“Concussions happen,” he said. “If not on every play, then they happen like every other, every third play, you know. With all the helmet contact, guys hitting the ground, heads hitting ground. It’s simply when your brain touches your skull from the movement or the inertia, man. It’s simple to get a concussion, you know. I don’t know how many I’ve had over my career, you know, but I’ve definitely had my fair share.” Johnson didn’t come out and blame the league for knowingly putting players at risk, but he described a culture that demands that players play.
“The team doctor, the team trainers, they work for the team. And I love ’em, you know,” he said. “They’re some good people, you know. They want to see you do good. But at the same time, they work for the team, you know. They’re trying to do whatever they can to get you back on the field and make your team look good.
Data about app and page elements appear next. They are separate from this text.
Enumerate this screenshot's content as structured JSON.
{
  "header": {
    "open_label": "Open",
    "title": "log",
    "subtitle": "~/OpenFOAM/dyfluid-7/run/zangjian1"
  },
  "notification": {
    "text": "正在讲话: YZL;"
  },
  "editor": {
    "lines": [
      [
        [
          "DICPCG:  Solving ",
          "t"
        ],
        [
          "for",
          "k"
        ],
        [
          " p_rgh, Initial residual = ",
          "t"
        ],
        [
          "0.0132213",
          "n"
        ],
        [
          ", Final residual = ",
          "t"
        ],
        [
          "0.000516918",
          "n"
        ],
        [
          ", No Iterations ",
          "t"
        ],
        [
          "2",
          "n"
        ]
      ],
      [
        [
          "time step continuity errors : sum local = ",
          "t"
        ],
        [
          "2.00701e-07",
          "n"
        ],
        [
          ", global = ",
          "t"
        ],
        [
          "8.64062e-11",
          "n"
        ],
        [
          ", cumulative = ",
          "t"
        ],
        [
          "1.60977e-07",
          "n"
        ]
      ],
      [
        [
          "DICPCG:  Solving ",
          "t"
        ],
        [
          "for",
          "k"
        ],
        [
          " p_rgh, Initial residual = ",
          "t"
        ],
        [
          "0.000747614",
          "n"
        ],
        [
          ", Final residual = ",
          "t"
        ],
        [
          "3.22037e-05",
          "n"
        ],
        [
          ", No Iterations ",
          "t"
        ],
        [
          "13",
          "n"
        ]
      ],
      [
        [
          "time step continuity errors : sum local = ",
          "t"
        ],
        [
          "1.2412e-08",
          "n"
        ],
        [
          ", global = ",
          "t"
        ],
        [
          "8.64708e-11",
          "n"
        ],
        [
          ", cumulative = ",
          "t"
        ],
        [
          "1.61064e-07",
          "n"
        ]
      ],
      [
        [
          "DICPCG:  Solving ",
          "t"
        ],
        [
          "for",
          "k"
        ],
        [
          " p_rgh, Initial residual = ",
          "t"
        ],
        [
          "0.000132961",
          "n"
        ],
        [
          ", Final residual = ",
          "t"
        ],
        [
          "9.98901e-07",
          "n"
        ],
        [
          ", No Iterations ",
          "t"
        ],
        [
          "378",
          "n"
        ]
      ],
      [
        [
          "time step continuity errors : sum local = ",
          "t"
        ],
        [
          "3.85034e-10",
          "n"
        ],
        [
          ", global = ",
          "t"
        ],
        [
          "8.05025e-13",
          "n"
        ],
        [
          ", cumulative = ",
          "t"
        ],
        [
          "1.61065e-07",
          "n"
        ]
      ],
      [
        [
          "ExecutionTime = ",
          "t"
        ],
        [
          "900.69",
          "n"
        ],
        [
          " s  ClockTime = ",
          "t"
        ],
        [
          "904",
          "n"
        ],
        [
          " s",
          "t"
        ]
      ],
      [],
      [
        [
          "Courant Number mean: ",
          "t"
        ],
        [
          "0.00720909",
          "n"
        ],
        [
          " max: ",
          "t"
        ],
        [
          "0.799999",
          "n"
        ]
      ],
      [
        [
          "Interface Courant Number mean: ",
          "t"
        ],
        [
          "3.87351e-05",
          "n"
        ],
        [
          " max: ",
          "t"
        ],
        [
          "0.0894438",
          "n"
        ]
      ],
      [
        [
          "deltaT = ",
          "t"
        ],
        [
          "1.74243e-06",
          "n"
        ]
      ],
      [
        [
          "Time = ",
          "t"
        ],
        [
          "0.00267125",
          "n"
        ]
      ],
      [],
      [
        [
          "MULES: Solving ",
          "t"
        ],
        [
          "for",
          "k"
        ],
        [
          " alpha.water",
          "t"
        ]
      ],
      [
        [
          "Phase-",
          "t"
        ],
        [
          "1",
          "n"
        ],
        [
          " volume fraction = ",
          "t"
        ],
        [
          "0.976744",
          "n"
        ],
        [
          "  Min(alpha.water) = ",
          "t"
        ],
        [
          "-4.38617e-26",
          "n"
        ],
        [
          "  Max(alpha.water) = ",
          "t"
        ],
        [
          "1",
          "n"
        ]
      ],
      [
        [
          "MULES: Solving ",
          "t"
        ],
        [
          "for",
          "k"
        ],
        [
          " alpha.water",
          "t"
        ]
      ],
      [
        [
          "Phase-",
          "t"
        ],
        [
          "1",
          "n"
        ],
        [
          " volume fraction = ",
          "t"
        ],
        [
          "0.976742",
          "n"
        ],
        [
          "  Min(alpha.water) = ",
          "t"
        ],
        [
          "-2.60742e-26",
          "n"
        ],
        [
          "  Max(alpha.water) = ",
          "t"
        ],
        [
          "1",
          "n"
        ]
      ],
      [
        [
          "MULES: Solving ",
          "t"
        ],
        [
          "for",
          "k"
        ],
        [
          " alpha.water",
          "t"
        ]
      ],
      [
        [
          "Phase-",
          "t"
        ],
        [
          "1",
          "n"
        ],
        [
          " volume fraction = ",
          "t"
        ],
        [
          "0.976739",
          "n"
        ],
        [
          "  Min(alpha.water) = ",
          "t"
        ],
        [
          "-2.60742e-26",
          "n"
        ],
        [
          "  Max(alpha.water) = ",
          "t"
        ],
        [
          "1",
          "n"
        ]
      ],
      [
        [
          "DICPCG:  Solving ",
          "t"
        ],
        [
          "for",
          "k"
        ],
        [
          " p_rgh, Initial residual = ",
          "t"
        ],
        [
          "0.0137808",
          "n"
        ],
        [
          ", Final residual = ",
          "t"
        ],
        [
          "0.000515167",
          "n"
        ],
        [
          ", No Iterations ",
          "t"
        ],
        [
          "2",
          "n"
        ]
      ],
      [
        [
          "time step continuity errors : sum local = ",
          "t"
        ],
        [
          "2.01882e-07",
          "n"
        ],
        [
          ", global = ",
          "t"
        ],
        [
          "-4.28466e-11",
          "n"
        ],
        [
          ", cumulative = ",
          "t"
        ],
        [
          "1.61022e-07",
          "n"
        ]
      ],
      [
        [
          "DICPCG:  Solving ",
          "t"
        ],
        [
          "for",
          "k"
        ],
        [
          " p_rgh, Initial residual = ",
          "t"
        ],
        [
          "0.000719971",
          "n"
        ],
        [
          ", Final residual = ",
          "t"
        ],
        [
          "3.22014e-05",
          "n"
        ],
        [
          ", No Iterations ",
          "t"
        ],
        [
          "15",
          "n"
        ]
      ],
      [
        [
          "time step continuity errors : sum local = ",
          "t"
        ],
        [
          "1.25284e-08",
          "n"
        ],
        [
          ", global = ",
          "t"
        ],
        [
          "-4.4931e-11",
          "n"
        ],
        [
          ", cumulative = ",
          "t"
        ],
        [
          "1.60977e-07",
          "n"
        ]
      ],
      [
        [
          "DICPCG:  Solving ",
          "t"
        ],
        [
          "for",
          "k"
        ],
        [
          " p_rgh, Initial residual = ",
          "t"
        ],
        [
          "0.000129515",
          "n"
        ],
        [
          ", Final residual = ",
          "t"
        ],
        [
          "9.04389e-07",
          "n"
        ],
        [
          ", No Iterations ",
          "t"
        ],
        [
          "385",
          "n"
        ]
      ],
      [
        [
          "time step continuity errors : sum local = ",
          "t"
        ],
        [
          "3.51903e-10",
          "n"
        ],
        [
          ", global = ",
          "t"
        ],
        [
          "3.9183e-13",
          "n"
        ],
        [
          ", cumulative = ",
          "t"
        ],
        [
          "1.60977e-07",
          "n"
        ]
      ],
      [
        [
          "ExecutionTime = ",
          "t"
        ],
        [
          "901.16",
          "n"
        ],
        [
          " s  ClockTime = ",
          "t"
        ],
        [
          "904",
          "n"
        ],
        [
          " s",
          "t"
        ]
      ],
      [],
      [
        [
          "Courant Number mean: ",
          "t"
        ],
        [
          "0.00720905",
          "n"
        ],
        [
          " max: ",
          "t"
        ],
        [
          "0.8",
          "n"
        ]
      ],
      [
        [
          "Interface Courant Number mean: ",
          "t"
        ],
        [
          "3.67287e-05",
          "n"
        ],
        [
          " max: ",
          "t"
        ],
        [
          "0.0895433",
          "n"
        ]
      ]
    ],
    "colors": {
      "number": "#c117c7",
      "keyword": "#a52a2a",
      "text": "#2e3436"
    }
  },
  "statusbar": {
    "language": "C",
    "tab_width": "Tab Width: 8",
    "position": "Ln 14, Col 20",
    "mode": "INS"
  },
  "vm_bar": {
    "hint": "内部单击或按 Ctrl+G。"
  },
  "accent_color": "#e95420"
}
So if it’s not gonna make the team look good, or if you’re not gonna be on the field, then they’re tryin’ to do whatever they can to make that happen.”
That being said, Johnson says that he has no regrets and will definitely miss the game. Luckily for him he made enough money where he was able to walk away early rather than hang like most players in the league, perhaps saving himself some permanent physical damage as a result.
Check out the rest of the conversation over at ESPN.
Related: What Does Calvin Johnson’s Retirement Mean for the Future of the NFL?